Thread: Glassing hull
View Single Post
post #8 of Old 06-29-2001
Posts: n/a
Glassing hull

That sounds like a great old boat. She would not happen to be here in Annapolis. There is one being restored down the road from my house at Bert Jabin''s yard.

That is interesting about having a Nova Scotia schooner similar to Cimba and more to the point actually built by Vernon Langille. This is a vry valuable boat historically. Vernon built a lot of boats in his day but not that many survive because of the way they were built. It sounds like yours was actually built as a yacht. The working Novi''s had boomless gaff foresails that overlapped the mainmast and were tacked like a jib rather than being staysail schooners.

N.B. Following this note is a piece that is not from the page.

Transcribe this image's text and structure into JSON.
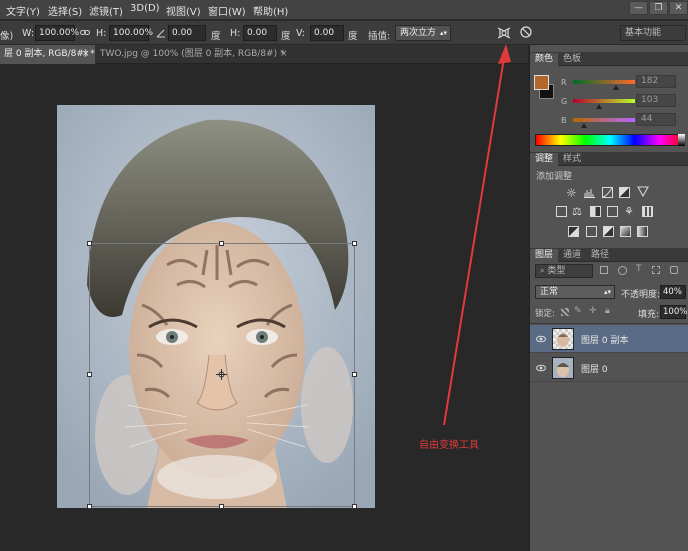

The working boats were generally built of green or slightly air dried wood and fastened with iron fastenings. Green wood worked fine in the cold climate and in the rough and tumble world of a workboat. You don''t want to take one of these boats into the tropics. The yacht versions were built a little better using seasoned lumber and non-ferrous fastenings. Also some of them were stripped planked but I don''t recall that Vernon Langille built strip planked boats.

Assuming that the boat is not strip planked and is ferrous fastened, these are probably not a suitable boat to glass over. The comparatively wide and robust planking really can''t be kept dry enough to prevent movement and they eventual delamination of the sheathing. Also adding the necessary thickness of glass for a boat of that size and construction would noticeably slow the boat down even on a burdensome vessel like a ''Novi'' schooner.

Novi''s had heavy internal framing making refastening and replanking relatively easy. The folks restoring the ''Novi''down the road are using pressure treated southern yellow pine for their replanking. I was talking to the guy doing the work. They have been buying the wood from a lumber yard that specializes in tiber for docks and bulkheads. They buy the lumber 4-6 months before they need it and air dry it like green lumber. Once dried out a bit they run the plank stock through a thickness planer and are ready to go. They are careful to pick the individual planks carefully from the pile. The stock that he had was beautifully dense and free of knots.

Enjoy your boat,

Quote Share with Facebook
For the best viewing experience please update your browser to Google Chrome